AIM OF THE TASK: Search the data for "this". Each line containing it is to be copied.

SOURCE MATERIAL:
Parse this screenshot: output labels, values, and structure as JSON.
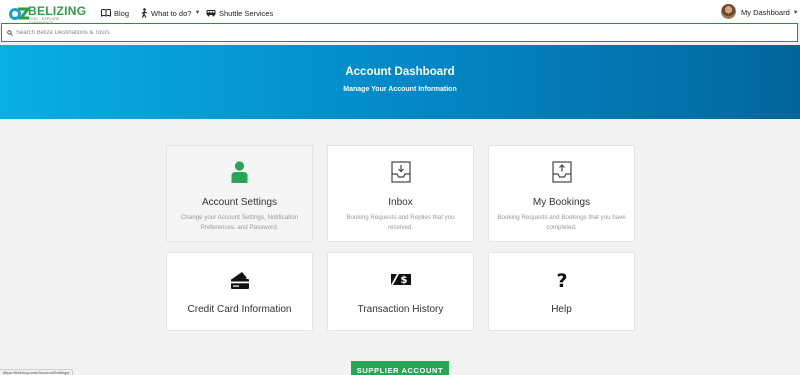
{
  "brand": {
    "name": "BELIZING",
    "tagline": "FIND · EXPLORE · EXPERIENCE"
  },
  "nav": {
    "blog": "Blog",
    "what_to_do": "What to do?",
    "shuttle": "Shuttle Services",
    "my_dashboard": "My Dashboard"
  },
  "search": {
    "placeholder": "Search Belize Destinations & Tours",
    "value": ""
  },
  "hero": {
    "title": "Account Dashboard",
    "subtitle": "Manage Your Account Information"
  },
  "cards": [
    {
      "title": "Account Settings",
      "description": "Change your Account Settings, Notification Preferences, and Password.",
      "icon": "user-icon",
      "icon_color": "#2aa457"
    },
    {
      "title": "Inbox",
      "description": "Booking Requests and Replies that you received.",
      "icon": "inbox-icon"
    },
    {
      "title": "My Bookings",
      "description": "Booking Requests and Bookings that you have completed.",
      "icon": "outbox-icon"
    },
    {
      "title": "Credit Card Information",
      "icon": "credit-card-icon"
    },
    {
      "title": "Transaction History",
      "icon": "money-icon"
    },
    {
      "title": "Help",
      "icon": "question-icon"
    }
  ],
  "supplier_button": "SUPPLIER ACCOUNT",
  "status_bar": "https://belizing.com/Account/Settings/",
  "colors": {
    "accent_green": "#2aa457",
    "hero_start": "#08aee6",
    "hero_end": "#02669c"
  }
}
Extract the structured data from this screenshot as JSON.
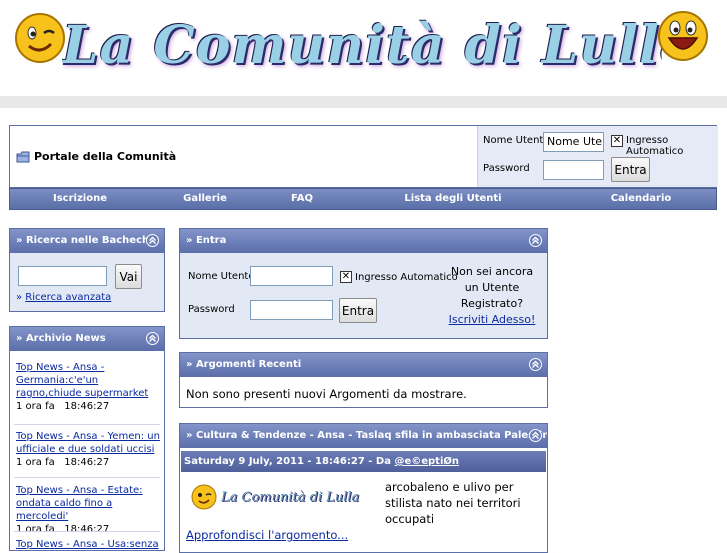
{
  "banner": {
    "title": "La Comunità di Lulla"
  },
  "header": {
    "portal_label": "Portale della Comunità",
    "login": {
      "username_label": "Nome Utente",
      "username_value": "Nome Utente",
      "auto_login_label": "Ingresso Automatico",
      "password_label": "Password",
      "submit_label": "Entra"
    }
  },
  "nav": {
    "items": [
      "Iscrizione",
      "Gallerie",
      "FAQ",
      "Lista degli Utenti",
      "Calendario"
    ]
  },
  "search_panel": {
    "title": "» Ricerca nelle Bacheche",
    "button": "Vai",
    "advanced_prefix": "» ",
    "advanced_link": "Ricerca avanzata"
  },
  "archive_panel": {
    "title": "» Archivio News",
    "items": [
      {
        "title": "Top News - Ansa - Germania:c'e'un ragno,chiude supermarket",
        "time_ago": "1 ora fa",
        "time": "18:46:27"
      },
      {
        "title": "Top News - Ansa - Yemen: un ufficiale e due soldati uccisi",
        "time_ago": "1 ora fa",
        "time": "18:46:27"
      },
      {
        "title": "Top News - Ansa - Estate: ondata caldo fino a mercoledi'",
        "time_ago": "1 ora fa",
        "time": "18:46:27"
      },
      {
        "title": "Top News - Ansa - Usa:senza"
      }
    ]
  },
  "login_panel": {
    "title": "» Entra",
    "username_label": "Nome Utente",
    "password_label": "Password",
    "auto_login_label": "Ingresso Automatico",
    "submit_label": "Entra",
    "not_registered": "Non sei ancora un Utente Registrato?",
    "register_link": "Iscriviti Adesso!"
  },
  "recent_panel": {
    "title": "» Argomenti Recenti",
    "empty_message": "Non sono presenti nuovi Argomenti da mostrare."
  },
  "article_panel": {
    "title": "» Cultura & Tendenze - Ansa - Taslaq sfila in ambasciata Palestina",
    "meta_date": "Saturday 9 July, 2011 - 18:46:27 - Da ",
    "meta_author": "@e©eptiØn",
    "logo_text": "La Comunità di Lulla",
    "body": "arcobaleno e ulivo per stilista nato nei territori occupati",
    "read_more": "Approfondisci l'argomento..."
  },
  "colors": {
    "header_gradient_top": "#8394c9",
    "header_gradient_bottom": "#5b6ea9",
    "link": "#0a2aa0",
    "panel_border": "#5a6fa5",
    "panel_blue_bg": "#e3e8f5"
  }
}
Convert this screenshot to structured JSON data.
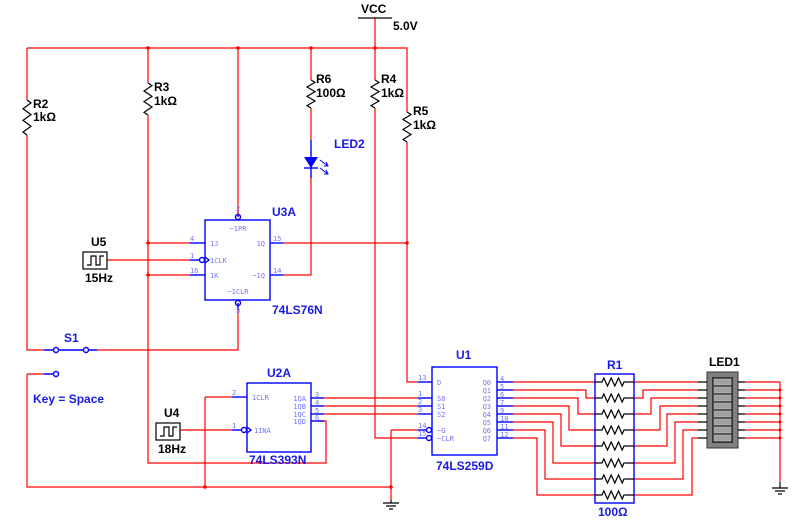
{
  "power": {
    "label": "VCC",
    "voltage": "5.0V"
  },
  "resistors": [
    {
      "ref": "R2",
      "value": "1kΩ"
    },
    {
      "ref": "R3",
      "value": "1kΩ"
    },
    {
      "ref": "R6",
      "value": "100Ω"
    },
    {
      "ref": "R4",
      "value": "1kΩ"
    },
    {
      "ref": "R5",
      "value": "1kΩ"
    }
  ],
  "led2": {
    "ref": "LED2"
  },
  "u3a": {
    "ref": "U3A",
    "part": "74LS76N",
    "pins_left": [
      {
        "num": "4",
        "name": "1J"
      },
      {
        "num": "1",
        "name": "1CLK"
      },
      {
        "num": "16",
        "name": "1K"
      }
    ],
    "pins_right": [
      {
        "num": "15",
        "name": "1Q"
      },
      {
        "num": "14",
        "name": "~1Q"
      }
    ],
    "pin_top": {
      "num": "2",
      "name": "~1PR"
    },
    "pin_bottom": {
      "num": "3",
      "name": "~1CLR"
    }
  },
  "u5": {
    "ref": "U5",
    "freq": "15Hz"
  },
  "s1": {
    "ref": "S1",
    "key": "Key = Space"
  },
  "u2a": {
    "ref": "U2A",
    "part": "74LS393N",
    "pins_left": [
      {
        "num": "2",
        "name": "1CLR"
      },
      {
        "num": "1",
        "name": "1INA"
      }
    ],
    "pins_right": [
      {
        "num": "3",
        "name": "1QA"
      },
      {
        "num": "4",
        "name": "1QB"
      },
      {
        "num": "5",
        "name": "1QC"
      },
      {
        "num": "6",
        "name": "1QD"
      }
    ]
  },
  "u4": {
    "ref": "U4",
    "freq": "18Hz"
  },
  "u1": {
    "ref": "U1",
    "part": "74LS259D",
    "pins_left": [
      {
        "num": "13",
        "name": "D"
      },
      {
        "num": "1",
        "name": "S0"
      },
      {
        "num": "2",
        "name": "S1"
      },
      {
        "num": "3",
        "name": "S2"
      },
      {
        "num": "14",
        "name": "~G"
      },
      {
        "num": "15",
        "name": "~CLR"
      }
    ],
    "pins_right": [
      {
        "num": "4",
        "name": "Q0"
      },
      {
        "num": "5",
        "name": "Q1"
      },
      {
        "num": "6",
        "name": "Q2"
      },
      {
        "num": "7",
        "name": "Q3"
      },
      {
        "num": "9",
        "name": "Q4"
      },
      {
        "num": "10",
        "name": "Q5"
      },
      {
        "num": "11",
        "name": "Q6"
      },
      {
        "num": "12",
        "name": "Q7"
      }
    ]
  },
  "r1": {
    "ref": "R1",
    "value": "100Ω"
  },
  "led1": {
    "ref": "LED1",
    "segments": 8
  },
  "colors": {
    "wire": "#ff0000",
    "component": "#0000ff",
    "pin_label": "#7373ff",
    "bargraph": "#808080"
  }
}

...

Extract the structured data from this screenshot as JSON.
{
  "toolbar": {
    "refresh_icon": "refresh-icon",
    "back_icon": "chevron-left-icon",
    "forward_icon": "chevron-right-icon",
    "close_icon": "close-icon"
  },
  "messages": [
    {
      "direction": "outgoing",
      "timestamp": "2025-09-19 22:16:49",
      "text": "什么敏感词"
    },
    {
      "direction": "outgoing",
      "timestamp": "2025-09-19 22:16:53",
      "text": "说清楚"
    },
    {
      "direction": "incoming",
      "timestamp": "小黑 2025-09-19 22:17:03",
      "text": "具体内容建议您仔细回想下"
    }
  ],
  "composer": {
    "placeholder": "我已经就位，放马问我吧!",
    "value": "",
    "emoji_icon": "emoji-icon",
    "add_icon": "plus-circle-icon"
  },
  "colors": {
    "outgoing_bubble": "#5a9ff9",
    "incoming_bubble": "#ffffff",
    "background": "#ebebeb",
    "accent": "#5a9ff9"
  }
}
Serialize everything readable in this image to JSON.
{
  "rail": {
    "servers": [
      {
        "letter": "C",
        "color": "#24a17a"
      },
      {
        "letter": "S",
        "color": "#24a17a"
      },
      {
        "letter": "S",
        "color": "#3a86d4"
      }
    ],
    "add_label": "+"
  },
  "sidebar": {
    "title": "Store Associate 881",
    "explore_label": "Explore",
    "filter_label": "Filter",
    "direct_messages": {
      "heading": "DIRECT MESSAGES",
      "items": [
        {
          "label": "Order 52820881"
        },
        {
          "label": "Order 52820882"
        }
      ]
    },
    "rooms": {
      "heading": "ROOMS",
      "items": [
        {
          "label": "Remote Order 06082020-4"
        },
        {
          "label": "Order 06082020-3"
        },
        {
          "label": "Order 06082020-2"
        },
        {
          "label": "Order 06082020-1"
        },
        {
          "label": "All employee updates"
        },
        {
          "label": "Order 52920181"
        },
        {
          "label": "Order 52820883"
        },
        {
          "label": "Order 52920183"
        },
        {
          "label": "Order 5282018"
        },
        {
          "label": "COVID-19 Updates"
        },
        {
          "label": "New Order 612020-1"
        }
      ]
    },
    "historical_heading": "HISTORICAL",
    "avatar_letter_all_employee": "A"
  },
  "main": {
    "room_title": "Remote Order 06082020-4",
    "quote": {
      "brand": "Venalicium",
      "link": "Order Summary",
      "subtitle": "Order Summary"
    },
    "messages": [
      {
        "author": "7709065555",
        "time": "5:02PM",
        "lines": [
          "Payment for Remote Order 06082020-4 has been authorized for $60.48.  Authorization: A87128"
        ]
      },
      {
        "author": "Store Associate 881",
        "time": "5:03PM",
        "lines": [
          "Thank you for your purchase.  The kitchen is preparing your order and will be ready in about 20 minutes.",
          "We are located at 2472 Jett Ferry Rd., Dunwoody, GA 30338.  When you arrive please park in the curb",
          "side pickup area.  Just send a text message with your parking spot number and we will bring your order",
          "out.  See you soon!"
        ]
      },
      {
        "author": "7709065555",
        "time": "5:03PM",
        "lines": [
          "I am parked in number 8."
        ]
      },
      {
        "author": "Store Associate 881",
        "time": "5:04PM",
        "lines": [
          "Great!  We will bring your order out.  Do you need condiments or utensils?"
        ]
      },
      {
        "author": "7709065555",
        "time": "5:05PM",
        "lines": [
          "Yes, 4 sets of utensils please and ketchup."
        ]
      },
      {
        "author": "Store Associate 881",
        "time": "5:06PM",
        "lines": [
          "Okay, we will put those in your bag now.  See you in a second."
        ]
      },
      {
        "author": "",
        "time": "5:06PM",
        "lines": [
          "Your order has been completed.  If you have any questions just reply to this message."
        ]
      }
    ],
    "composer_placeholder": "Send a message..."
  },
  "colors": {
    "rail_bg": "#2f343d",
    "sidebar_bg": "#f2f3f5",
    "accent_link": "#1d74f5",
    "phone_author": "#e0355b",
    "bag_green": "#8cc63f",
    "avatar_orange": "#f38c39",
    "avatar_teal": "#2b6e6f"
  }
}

RESPONSE AREA:
Parse this screenshot: output labels, values, and structure as JSON.
Extract the structured data from this screenshot as JSON.
Convert this screenshot to structured JSON data.
Extract the structured data from this screenshot as JSON.
Serialize everything readable in this image to JSON.
          "Your order has been completed.  If you have any questions just reply to this message."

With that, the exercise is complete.